Source data section start

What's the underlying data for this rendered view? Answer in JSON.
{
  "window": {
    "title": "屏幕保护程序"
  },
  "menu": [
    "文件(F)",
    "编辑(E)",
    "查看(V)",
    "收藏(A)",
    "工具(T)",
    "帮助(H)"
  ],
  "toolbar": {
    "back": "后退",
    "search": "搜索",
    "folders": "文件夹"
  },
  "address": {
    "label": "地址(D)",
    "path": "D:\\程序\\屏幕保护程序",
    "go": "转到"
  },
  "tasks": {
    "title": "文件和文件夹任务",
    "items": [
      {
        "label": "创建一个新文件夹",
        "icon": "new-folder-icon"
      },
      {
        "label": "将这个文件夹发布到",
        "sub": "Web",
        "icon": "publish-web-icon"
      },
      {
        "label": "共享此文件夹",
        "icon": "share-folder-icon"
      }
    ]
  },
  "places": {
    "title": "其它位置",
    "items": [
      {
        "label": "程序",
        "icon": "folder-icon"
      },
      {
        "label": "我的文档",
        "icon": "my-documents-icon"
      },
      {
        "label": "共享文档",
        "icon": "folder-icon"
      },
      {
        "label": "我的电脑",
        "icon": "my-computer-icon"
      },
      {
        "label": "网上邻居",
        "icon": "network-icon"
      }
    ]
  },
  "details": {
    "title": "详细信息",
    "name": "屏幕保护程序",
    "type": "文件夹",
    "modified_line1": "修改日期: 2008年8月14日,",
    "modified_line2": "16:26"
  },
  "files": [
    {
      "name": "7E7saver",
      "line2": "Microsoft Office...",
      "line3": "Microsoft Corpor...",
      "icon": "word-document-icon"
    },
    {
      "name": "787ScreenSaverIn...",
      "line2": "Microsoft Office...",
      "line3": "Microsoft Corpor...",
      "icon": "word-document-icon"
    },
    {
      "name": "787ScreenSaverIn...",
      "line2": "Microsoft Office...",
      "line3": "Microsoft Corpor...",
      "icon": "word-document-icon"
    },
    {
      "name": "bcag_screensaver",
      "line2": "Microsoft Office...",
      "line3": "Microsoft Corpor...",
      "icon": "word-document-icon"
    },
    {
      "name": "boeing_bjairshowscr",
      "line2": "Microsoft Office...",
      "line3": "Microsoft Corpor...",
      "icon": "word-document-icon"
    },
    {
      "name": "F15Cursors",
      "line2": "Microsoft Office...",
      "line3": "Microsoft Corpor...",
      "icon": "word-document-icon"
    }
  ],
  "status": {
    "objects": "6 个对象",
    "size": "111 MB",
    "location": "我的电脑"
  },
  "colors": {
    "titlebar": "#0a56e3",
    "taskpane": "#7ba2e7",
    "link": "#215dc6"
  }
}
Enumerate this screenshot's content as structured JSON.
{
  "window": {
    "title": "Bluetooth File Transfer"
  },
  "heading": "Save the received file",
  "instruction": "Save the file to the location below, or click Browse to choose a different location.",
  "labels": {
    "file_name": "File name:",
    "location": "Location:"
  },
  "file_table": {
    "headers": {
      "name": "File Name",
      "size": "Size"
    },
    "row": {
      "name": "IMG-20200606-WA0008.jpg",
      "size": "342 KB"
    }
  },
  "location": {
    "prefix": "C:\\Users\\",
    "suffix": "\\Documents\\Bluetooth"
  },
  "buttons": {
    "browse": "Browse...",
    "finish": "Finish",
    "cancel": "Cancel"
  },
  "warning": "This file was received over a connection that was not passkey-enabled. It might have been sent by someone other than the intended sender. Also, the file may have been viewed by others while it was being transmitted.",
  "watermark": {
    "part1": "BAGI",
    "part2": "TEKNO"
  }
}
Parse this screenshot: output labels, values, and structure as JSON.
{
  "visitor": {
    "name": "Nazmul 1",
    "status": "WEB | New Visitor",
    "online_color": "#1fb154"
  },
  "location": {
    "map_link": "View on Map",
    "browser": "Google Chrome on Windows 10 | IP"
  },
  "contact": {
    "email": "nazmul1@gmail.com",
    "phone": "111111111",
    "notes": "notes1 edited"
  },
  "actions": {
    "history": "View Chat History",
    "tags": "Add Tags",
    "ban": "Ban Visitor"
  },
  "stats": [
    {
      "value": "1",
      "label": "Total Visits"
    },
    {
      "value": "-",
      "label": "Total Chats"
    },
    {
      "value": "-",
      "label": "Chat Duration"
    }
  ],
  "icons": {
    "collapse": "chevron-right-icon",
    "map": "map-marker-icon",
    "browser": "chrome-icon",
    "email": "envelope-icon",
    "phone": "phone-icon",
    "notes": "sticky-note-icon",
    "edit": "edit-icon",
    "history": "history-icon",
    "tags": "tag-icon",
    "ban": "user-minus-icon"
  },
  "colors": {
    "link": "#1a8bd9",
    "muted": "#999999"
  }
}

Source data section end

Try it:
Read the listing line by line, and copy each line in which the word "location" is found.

Answer to this exercise:
    "location": "我的电脑"
  "instruction": "Save the file to the location below, or click Browse to choose a different location.",
    "location": "Location:"
  "location": {
  "location": {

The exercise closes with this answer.